“I intentionally moved here to see how I can be helpful in a part of town which in many cases is
neglected and underserved,” he said. “When you’re in that type of community and you want to better things, you can’t help but be active.”
‘In the Land of A.R.E’
Pannell has thrived as the Executive Director of the ACC, a role where “his personality and capacity and talent has flourished,” Dixon said. Under Pannell’s leadership, the ACC has attracted hundreds of attendees at its meetings and connected with community organizations serving what Dixon calls “Anacostia River East,” or A.R.E.
“His range is broad,” Dixon said. “From education to crime to environment, you name it, he has a feel for it and commitment to it, particularly as it relates to our community and in the land of A.R.E.”
Like his list of titles, Pannell has amassed a catalog of official-sounding awards, like the 2011 U.S. President’s Call to Service Award, which recognized his five decades of advocacy. That advocacy can be aggressive and, at times, blunt: “When he wants you to do something, he will stay on you,” Dixon laughed. But that’s “why he gets results,” he added.
ANC-6D04 Commissioner Andy Litsky met Pannell nearly 30 years ago when their paths first crossed while working on a political campaign. He said Phil’s quick wit and “legendary rhetorical command” is unmatched.
“If I had only one word to describe Phil, it would be fierce,” Litsky said. “You know, in 1976 he testified before the City Council in support of same sex marriage. Forty-five years ago!”
Pannell’s friends echo that his impact cannot be overstated. From sweeping reforms (moving the Ward 8 Democrats to embrace vote-by-mail in the 80s) to on-the-ground work (sponsoring local Christmas caroling and spending hours registering others to vote), Pannell has “always been there to organize,” Wilson, the DC Democratic Party Chair, said.
These days, Pannell is still organizing, still living in his apartment, even as the pandemic upturns the country and the world. For now, he’s moved the ACC’s activities online.
“I actually wind up being involved in more meetings now,” he said. “Some days, I have literally started virtual meetings at eight o’clock in the morning and will be online until after sunset.”
Though Pannell said he has no hobbies — a regrettable fact he attributes to long work days spent organizing for the ACC — he’s a life-long mentor to many.
“Philip has been instrumental in every young elected person’s life, to get them to where they are,” Wilson said. “If they really look back and if they’re honest with themselves, they can credit Philip Pannell.”
Friends frequently mentioned Pannell’s sense of humor, both for its power to mobilize and spark joy. A few years ago, Wilson organized a Philip Pannell roast, and over 500 community members showed up to poke fun at Pannell’s big personality. “People really cracked up,” Wilson remembers.

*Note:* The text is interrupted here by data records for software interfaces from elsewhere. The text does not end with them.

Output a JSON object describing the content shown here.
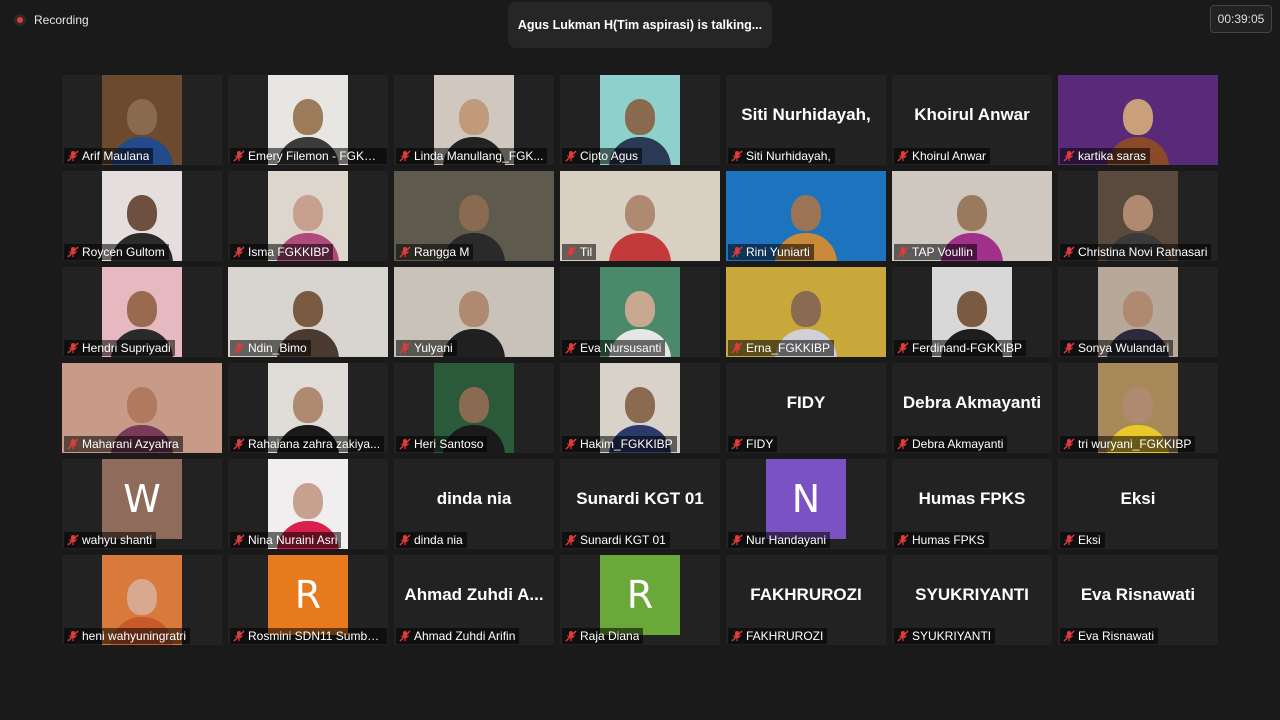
{
  "recording": {
    "label": "Recording"
  },
  "speaker": {
    "text": "Agus Lukman H(Tim aspirasi) is talking..."
  },
  "timer": {
    "value": "00:39:05"
  },
  "participants": [
    {
      "label": "Arif Maulana",
      "kind": "video",
      "bg": "#6b4a2e",
      "skin": "#8a6a4e",
      "shirt": "#234a8a"
    },
    {
      "label": "Emery Filemon - FGKKI...",
      "kind": "video",
      "bg": "#e8e6e2",
      "skin": "#9c7a5a",
      "shirt": "#3b3b3b"
    },
    {
      "label": "Linda Manullang_FGK...",
      "kind": "video",
      "bg": "#d0c8bf",
      "skin": "#c09a7a",
      "shirt": "#222222"
    },
    {
      "label": "Cipto Agus",
      "kind": "video",
      "bg": "#8ed0cc",
      "skin": "#8a6a4e",
      "shirt": "#2a3a55"
    },
    {
      "label": "Siti Nurhidayah,",
      "kind": "name",
      "display": "Siti Nurhidayah,"
    },
    {
      "label": "Khoirul Anwar",
      "kind": "name",
      "display": "Khoirul Anwar"
    },
    {
      "label": "kartika saras",
      "kind": "video",
      "bg": "#5a2a7a",
      "skin": "#c9a07a",
      "shirt": "#8a4a2a",
      "wide": true
    },
    {
      "label": "Roycen Gultom",
      "kind": "video",
      "bg": "#e4dede",
      "skin": "#6e5040",
      "shirt": "#2b2b2b"
    },
    {
      "label": "Isma FGKKIBP",
      "kind": "video",
      "bg": "#ddd6cc",
      "skin": "#c8a090",
      "shirt": "#b04a7a"
    },
    {
      "label": "Rangga M",
      "kind": "video",
      "bg": "#5e5a4e",
      "skin": "#8a6a50",
      "shirt": "#2a2a2a",
      "wide": true
    },
    {
      "label": "Til",
      "kind": "video",
      "bg": "#d9cfc2",
      "skin": "#b08a70",
      "shirt": "#c23a3a",
      "wide": true
    },
    {
      "label": "Rini Yuniarti",
      "kind": "video",
      "bg": "#1e73be",
      "skin": "#9a7454",
      "shirt": "#c98a3a",
      "wide": true
    },
    {
      "label": "TAP Voullin",
      "kind": "video",
      "bg": "#cfc8c0",
      "skin": "#9a7a5e",
      "shirt": "#a0308a",
      "wide": true
    },
    {
      "label": "Christina Novi Ratnasari",
      "kind": "video",
      "bg": "#5a4a3e",
      "skin": "#b08a70",
      "shirt": "#3a3a3a"
    },
    {
      "label": "Hendri Supriyadi",
      "kind": "video",
      "bg": "#e6b8c0",
      "skin": "#9a6a50",
      "shirt": "#2a2a2a"
    },
    {
      "label": "Ndin_Bimo",
      "kind": "video",
      "bg": "#d8d4cf",
      "skin": "#7a5a40",
      "shirt": "#4a3a30",
      "wide": true
    },
    {
      "label": "Yulyani",
      "kind": "video",
      "bg": "#c8c2b8",
      "skin": "#b08a70",
      "shirt": "#202020",
      "wide": true
    },
    {
      "label": "Eva Nursusanti",
      "kind": "video",
      "bg": "#4a8a6a",
      "skin": "#c8a890",
      "shirt": "#e6e6e6"
    },
    {
      "label": "Erna_FGKKIBP",
      "kind": "video",
      "bg": "#c8a83a",
      "skin": "#8a6a50",
      "shirt": "#d0d0d8",
      "wide": true
    },
    {
      "label": "Ferdinand-FGKKIBP",
      "kind": "video",
      "bg": "#d8d8d8",
      "skin": "#7a5a40",
      "shirt": "#1e1e1e"
    },
    {
      "label": "Sonya Wulandari",
      "kind": "video",
      "bg": "#b8a89a",
      "skin": "#b08a70",
      "shirt": "#2a2a3a"
    },
    {
      "label": "Maharani Azyahra",
      "kind": "video",
      "bg": "#c89a88",
      "skin": "#b07a60",
      "shirt": "#7a3a5a",
      "wide": true
    },
    {
      "label": "Rahaiana zahra zakiya...",
      "kind": "video",
      "bg": "#e0dcd8",
      "skin": "#b08a70",
      "shirt": "#1a1a1a"
    },
    {
      "label": "Heri Santoso",
      "kind": "video",
      "bg": "#2a5a3a",
      "skin": "#8a6a50",
      "shirt": "#1a1a1a"
    },
    {
      "label": "Hakim_FGKKIBP",
      "kind": "video",
      "bg": "#d8d2c8",
      "skin": "#8a6a50",
      "shirt": "#2a3a6a"
    },
    {
      "label": "FIDY",
      "kind": "name",
      "display": "FIDY"
    },
    {
      "label": "Debra Akmayanti",
      "kind": "name",
      "display": "Debra Akmayanti"
    },
    {
      "label": "tri wuryani_FGKKIBP",
      "kind": "video",
      "bg": "#a88a5a",
      "skin": "#b08a70",
      "shirt": "#e8c82a"
    },
    {
      "label": "wahyu shanti",
      "kind": "avatar",
      "letter": "W",
      "color": "#8e6b5a"
    },
    {
      "label": "Nina Nuraini Asri",
      "kind": "video",
      "bg": "#f0eeee",
      "skin": "#c8a090",
      "shirt": "#d8204a"
    },
    {
      "label": "dinda nia",
      "kind": "name",
      "display": "dinda nia"
    },
    {
      "label": "Sunardi KGT 01",
      "kind": "name",
      "display": "Sunardi KGT 01"
    },
    {
      "label": "Nur Handayani",
      "kind": "avatar",
      "letter": "N",
      "color": "#7b52c4"
    },
    {
      "label": "Humas FPKS",
      "kind": "name",
      "display": "Humas FPKS"
    },
    {
      "label": "Eksi",
      "kind": "name",
      "display": "Eksi"
    },
    {
      "label": "heni wahyuningratri",
      "kind": "video",
      "bg": "#d87a3a",
      "skin": "#d8a890",
      "shirt": "#c85a2a"
    },
    {
      "label": "Rosmini SDN11 Sumba...",
      "kind": "avatar",
      "letter": "R",
      "color": "#e87a1e"
    },
    {
      "label": "Ahmad Zuhdi Arifin",
      "kind": "name",
      "display": "Ahmad Zuhdi A..."
    },
    {
      "label": "Raja Diana",
      "kind": "avatar",
      "letter": "R",
      "color": "#6aa83a"
    },
    {
      "label": "FAKHRUROZI",
      "kind": "name",
      "display": "FAKHRUROZI"
    },
    {
      "label": "SYUKRIYANTI",
      "kind": "name",
      "display": "SYUKRIYANTI"
    },
    {
      "label": "Eva Risnawati",
      "kind": "name",
      "display": "Eva Risnawati"
    }
  ]
}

Pannell is also a loyal friend, especially to Dixon. Pannell would babysit the daughters of Dixon and his former wife, third District mayor Sharon Pratt. And Dixon gifted Pannell, a musician, his brother’s old ebony clarinet. Dixon peppers his description of Pannell with candid adjectives: smart, sincere, dogged, committed. He called Pannell his best friend.
“We’d love him,” Dixon said. “I love him. He’s a special guy, and it’s impossible to recognize him enough for what he does.”
Eva Herscowitz is a journalism student at Northwestern University currently interning with the Hill Rag. She writes for Northwestern’s student newspaper, The Daily Northwestern. You can reach her at firstname.lastname@example.org